** DATA EXCERPTS **
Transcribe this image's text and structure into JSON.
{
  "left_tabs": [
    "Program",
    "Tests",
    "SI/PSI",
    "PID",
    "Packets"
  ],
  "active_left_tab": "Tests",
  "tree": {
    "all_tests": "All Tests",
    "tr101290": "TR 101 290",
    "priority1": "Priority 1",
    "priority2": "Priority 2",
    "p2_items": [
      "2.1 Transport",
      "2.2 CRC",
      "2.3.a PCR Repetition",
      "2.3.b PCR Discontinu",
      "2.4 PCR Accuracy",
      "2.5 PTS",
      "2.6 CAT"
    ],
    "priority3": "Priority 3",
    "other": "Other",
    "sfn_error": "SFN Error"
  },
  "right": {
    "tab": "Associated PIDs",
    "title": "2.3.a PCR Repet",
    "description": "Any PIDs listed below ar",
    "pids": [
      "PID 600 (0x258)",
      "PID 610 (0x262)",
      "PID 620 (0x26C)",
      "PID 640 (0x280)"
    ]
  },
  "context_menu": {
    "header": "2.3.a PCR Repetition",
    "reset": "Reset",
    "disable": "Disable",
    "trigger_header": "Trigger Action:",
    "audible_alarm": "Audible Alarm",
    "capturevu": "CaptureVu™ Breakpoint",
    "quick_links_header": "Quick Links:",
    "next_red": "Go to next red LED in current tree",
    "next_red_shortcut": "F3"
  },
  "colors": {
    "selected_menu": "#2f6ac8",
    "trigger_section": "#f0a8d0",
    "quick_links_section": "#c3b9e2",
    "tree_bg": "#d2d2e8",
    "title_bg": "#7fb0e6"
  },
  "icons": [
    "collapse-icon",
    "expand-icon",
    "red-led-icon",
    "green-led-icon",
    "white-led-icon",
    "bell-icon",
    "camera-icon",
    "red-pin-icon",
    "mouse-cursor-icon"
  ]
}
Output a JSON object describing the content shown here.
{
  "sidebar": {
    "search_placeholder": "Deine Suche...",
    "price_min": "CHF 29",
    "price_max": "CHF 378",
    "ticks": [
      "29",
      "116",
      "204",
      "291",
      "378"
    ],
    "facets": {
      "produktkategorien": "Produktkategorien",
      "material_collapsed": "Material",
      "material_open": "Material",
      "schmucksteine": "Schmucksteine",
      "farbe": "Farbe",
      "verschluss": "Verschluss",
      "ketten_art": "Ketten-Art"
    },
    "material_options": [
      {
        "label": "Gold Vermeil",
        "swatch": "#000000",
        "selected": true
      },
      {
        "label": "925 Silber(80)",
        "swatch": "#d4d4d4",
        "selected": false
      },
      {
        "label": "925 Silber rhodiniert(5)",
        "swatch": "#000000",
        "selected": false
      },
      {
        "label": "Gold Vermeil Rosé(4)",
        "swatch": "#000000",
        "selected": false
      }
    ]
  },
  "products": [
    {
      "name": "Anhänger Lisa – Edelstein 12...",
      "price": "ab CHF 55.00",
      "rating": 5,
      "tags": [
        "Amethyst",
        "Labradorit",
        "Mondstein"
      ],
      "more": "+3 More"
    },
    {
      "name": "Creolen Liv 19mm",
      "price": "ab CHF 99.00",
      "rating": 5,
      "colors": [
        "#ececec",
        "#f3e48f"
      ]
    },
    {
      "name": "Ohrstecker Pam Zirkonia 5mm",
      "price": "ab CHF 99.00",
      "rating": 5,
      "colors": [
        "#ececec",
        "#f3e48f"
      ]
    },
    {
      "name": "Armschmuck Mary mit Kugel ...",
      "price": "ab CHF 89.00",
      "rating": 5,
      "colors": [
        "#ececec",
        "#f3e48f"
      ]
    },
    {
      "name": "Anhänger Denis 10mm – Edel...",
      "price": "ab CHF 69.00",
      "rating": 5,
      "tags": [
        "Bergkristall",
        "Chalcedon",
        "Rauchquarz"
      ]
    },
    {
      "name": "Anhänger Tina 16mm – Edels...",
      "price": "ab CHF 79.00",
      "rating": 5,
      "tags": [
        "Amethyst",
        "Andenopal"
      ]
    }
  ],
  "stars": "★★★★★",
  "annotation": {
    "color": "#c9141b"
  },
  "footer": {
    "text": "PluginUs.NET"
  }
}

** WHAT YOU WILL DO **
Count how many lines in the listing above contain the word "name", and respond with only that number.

** FINISHED TASK **
6